There are numerous reasons given as to why yew trees have become ubiquitous in our graveyards. Some trace it back to ancient times when druids considered the tree sacred. In pagan tradition the evergreen yew trees were symbolic of the regeneration of the natural world and the spirit. Yew trees were therefore planted near temples or sacred spaces and over time as these pagan temples were replaced by Christian churches the trees remained. Yew trees were therefore assimilated as sacred trees from pagan to Christian tradition.
Yew trees can live for an inordinately long time and it has been suggested that some yew trees are many thousands of years old. One such tree is found in the churchyard at Coldwaltham, West Sussex. It was dated a number of years ago to about 1,000 BC and so it has been suggested that it was originally planted by pagan druids. One of the reasons that yew trees live so long in graveyards is because here, unlike in woodlands, they have no competition from other trees, crowding out the light.
A further theory as to why yew trees are planted in graveyards stems from the symbolism of the trees themselves. The evergreen nature of the tree is seen by some as a nod to the resurrection of the body and the immortality of the soul. It is thought that this symbolism made them an appropriate tree to give hope in a graveyard.
There have also been practical suggestions for the planting of yew trees in graveyards. Roy Vickery in A Dictionary of Plant-Lore suggests that graveyards were one of the few places in a village that free-roaming cattle and other livestock could not trample through. Yew berries are poisonous to animals and so these trees were planted in graveyards so stop the animals getting at them and falling ill. Yew wood was excellent for making bows and the theory has been proposed that during the Middle Ages villages needed to have a crop of yew trees to provide archers with good long bows. As a result the trees would be planted in graveyards where they could not be damaged by animals.
This theory however does not stand up to scrutiny as the huge amount of yew trees needed to make sufficient longbows for an entire army could not be covered by the few yew trees in graveyards. Evidence from the decrees of Edward IV, Richard III and Elizabeth I suggests that in fact most of the wood from which long bows were fashioned was imported from Italy, the Netherlands or Germany. This implies that there was either not sufficient native crop to cover the needs of archers or perhaps that English yew was not of as good quality for bow-making as imported yew.
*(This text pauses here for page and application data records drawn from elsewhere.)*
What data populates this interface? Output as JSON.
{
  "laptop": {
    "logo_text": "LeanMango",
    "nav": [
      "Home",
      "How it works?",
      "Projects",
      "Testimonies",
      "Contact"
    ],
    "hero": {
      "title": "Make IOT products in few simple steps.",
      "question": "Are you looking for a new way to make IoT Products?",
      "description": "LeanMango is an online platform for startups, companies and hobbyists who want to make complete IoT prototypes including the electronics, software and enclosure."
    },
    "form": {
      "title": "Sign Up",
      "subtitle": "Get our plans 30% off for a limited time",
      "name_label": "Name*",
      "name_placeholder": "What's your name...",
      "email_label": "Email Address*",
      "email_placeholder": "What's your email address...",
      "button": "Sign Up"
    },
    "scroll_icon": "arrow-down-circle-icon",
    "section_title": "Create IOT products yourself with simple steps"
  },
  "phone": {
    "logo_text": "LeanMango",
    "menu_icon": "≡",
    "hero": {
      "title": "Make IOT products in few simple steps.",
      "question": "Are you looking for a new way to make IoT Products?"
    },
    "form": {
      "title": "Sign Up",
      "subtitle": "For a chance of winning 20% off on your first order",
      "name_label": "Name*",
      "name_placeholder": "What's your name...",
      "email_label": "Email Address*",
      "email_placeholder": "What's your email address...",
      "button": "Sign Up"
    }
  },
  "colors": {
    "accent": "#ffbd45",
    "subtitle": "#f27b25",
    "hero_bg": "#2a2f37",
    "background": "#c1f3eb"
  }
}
Another more prosaic reason to plant yews near churches was because their bushy branches, which stayed green year round, were thought to provide wind breaks for the church, protecting it from bad weather. This would have been a very far-sighted bit of planning by our ancestors as yews are relatively slow growing and would have taken hundreds of years to be big enough to afford a church any form of protection from the weather, but it’s a nice idea!
One folk belief has that yew trees especially thrived in ground enriched with rotting corpses, and another states that the trees themselves helped to absorb the putrefaction of the rotting bodies, keeping the air in the graveyard nice and clean. Certainly some superstition has grown up around the yew tree due to its association with cemeteries – some believe that yew trees are good to plant in cemeteries as their roots entwine through the eye sockets of the dead, preventing them from rising again. Perhaps because it was familiar in graveyards the yew was inevitably associated with death and some held that yew branches should never be brought into the house or death would follow. Enid Porter recalls that in the Fens yew trees were regarded with suspicion as witches were said to gather underneath them.
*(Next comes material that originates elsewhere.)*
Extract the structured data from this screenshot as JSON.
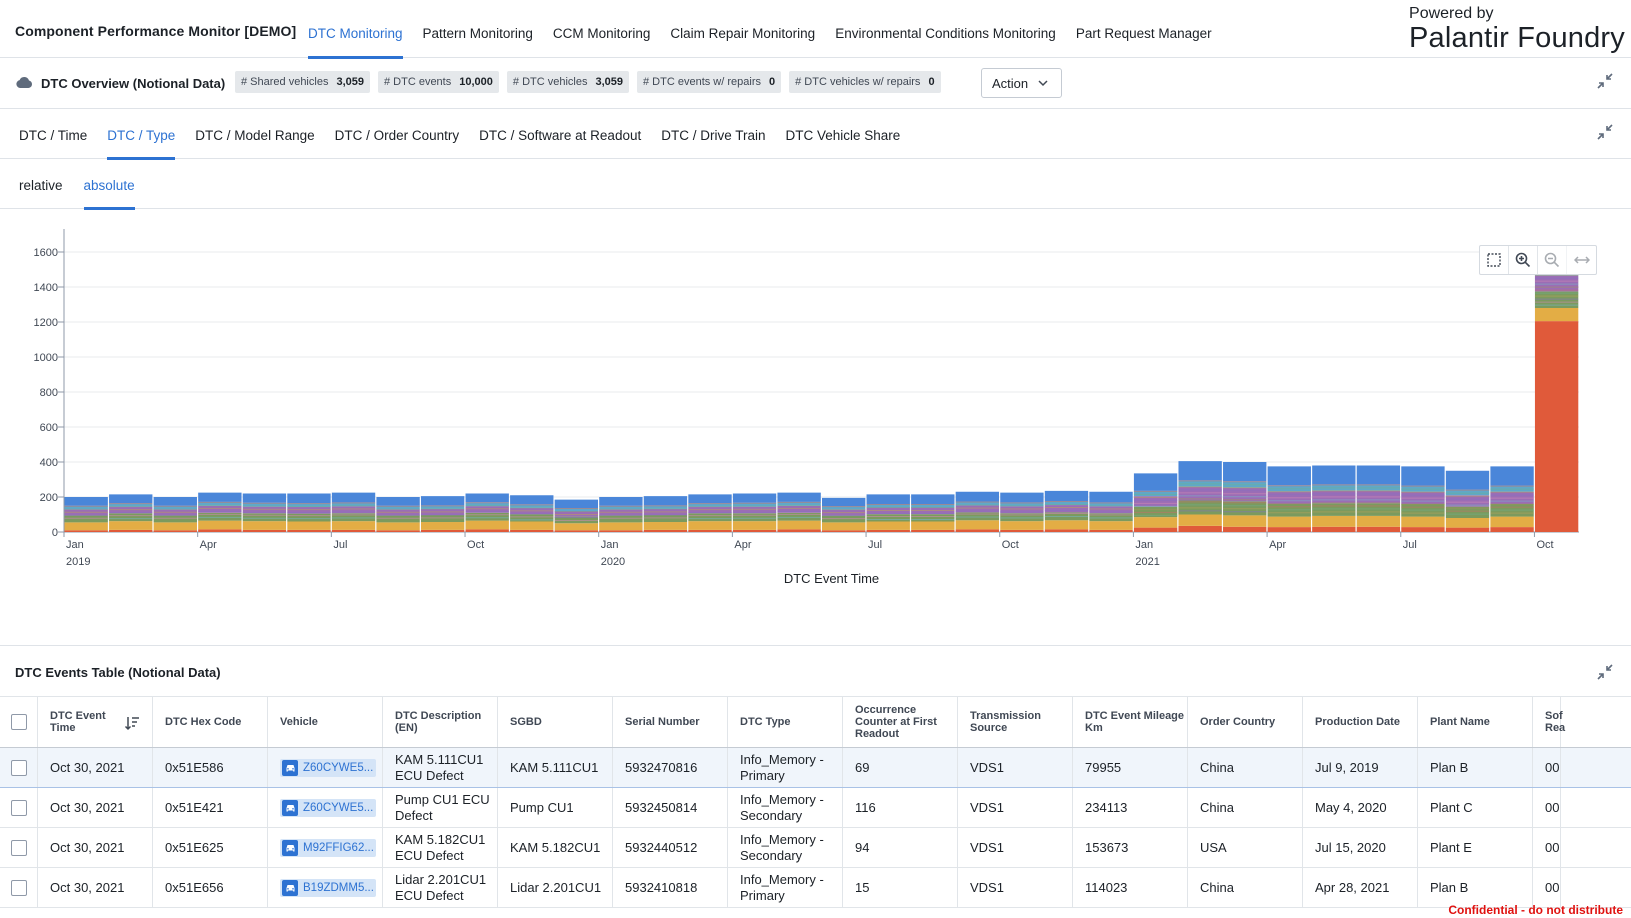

One final, perhaps fanciful, theory was put forwards by the correspondent to The Gentleman’s Magazine in 1779. He proposed that yew trees were planted near churches so that their evergreen branches could be harvested and used during the parades for Palm Sunday on which it was tradition to wave palm fronds, a plant of the warmer climes which could not be sourced in Britain. His theory is not a bad one as I imagine the yew branches might also have been used to decorate the interior of the church in winter. I certainly remember at my primary school in Oxford we would take part in a Palm Sunday parade each year and in place of palm fronds we would fashion leaves from green sugar paper.
So it seems there are numerous theories as to why yew trees are associated with graveyards and perhaps the truth is that each of these theories holds some merit and has added to the rich tapestry of tales and folklore which surround this tree. What is clear is that some of the yew trees found in the churchyards of Britain are very ancient indeed and this seems to confirm that the yew tree has been sacred for many thousands of years.
Books referenced: Cambridgeshire Customs and Folklore by Edith Porter, Routledge & Kegan Paul, 1969
A Dictionary of Plant-Lore by Roy Vickery, OUP, 1995
Image sources: The flowering plants, grasses, sedges, & ferns of Great Britain, London, F. Warne, 1905